Borzello: Whichever team makes it. Yeah, I said it. I think there's a legitimate chance the AAC gets only one team into the NCAA tournament. Look, UCF is my preseason favorite to win the conference, and I'm not sure it's a top-40 team nationally. If that's indeed the case, it's hard for me to say the league has multiple locks for the NCAA tournament. Will the AAC find a way to get multiple teams in the mix for a bid and end up with two or three on Selection Sunday? Maybe -- but I'm not sure who that's going to be right now. I do think Houston is a little undervalued in the preseason and will present UCF's stiffest competition for a league title, but the Cougars are probably not a sure-fire tournament team, either. Cincinnati will be a factor because of its consistency on the defensive end, and the Bearcats are a major question mark, too, due to the frontcourt departures. It's a step-back season for the American and as a result, there's a chance it only gets one tourney bid on Selection Sunday.
Gasaway: Houston. Kelvin Sampson lost Rob Gray and Devin Davis, but he brings back three starters from a team that came within a Jordan Poole game winner of beating Michigan in the round of 32. Corey Davis Jr. and Armoni Brooks will make 3s, Fabian White Jr. could be in line for a step forward as a sophomore, and maybe redshirt freshman Cedrick Alley Jr. can provide a lift after missing all of last season due to a hip-flexor injury.

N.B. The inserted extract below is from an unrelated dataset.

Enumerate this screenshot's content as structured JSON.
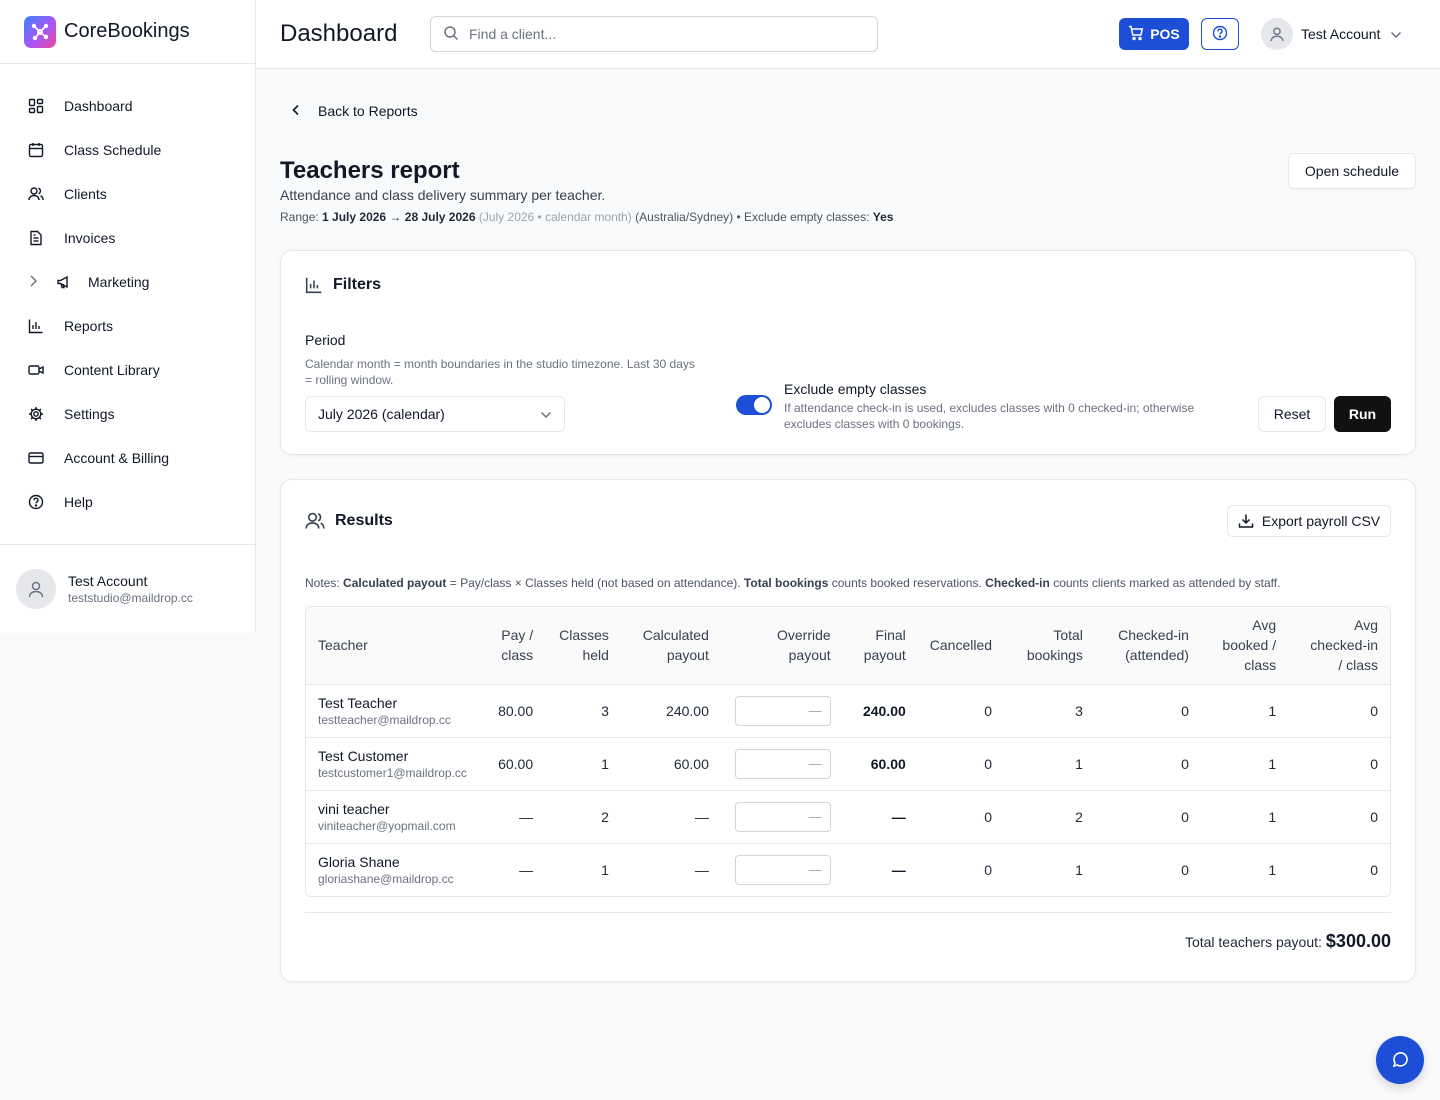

Medcalf: I think Cincinnati might struggle this season after losing its nucleus from a year ago. The Bearcats could have challenges with limited size. Cumberland and Cane Broome are reliable scorers, but it's unclear if anyone will help them balance the offensive responsibilities. But I think the Bearcats will figure things out in time to win the league tournament and enter March with momentum. The defense will be solid, per the norm. Don't be surprised if Mick Cronin's squad is the league's most dangerous team entering the NCAA tournament.